The latest version of the Creative Commons licenses — Version 3.0 — are now available. To briefly recap what is different in this version of the licenses:
Looking for a useful note taking tool I tried out the Clipmarks extension for Firefox. Clipmarks allows one to select clips of text and pictures from websites and store them on the Clipmarks website. These clips can either be kept private or shared with the public.
A rootkit is a group of software tools which an attacker can use to hide their tracks. A rootkit can also contain software which allows the attacker to get root access and steal or remove files on a system. Another goal for a rootkit is for the attacker to maintain access to the hijacked computer. Rootkits are written for many different operating systems however, this article will only talk about Linux rootkits.

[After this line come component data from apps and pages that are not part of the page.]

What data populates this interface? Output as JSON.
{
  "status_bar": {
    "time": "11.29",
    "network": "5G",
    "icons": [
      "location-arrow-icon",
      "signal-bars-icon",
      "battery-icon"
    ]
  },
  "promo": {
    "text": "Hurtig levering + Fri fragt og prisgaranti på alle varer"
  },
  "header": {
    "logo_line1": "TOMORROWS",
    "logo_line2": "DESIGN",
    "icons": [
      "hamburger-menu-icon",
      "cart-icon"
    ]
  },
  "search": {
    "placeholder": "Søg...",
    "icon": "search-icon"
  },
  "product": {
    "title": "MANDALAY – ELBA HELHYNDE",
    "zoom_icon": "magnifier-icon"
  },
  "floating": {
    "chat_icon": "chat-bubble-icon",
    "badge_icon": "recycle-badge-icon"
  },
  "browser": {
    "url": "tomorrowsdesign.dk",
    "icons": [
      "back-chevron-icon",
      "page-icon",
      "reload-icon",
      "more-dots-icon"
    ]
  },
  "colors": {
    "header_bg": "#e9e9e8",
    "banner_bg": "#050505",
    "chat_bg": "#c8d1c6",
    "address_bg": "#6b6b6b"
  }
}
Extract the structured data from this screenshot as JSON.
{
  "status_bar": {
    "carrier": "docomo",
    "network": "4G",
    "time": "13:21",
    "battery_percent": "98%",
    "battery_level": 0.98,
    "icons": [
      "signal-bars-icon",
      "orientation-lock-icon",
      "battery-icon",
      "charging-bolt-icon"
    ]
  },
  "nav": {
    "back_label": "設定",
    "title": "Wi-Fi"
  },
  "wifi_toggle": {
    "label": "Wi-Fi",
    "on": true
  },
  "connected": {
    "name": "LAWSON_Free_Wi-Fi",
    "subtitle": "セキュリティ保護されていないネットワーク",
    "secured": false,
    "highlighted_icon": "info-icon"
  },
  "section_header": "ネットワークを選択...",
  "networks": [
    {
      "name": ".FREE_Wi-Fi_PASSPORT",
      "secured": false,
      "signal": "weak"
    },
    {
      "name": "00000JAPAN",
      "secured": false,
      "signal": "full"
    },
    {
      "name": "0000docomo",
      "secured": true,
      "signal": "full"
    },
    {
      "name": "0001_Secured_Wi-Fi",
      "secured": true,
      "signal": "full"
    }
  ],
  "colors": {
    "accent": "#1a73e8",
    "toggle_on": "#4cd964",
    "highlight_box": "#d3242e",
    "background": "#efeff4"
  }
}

Last week I interviewed, by invitation, with one of the two major Linux commercial vendors in the US. I would characterize the interview as one of the most humiliating experiences I can remember. I soon discovered the company had no plans to conduct a normal interview.
Fedora 7 Test 2 is being pushed out the door this Tuesday (February 27), but thanks to the excellence of Pungi we decided to run our own spin. New in Fedora 7 Test 2 is the artwork along with quite a few other changes that we commented on in our Fedora 7 Preview earlier this year. In this article we have some of the first screenshots from Fedora 7 Test 2.
Yesterday brought PyCon 2007 to a close. Well, sort of. There are sprints going on for the next few days, but the formal sessions are over. This was a great experience for me and I’m already looking forward to next year. I’ll try to put my thougts together for a “PyCon 2007 as a whole” blog post later.
The National Open Centre (NOC) is launched today by John Hemming MP, in the Houses of Parliament. The NOC will help the UK to benefit from open source and open standards by developing strategic analysis and policy, clarifying opportunities and fostering innovation.
Also: Standards make open source political
Dell says, ". . . we have seen a consistent request to provide platforms that allow people to install their operating system of choice." (Emphasis added.)
Also: Can Dell change the Linux market?
And: Dell takes small steps toward Linux
Everybody has their "favourite" operating system. That's fine, in fact that's good. Everybody should have an operating system to champion. What is not good is when we allow our beliefs to blind us to the real facts of our chosen package of ones and zeros.
Open Source is my programming; I shall not hide.
He maketh me to lie down in fast hard drives: he leadeth me beside the CPU bus.
He restoreth my source code...
Recently, I upgraded my cell phone to a Motorola RAZR v3 from T-Mobile, a Bluetooth-enabled device. I wanted to copy files to this device using my Laptop running Debian testing (Etch) using command line tools. I found what I needed in a package of Bluetooth tools and daemons called BlueZ.
Alright, I’m going to say this. I think Microsoft should acquire Linux. If Microsoft acquires the distributions and in essence, controls much of the Linux market, Microsoft wouldn’t need to sabotage such a rapidly growing market.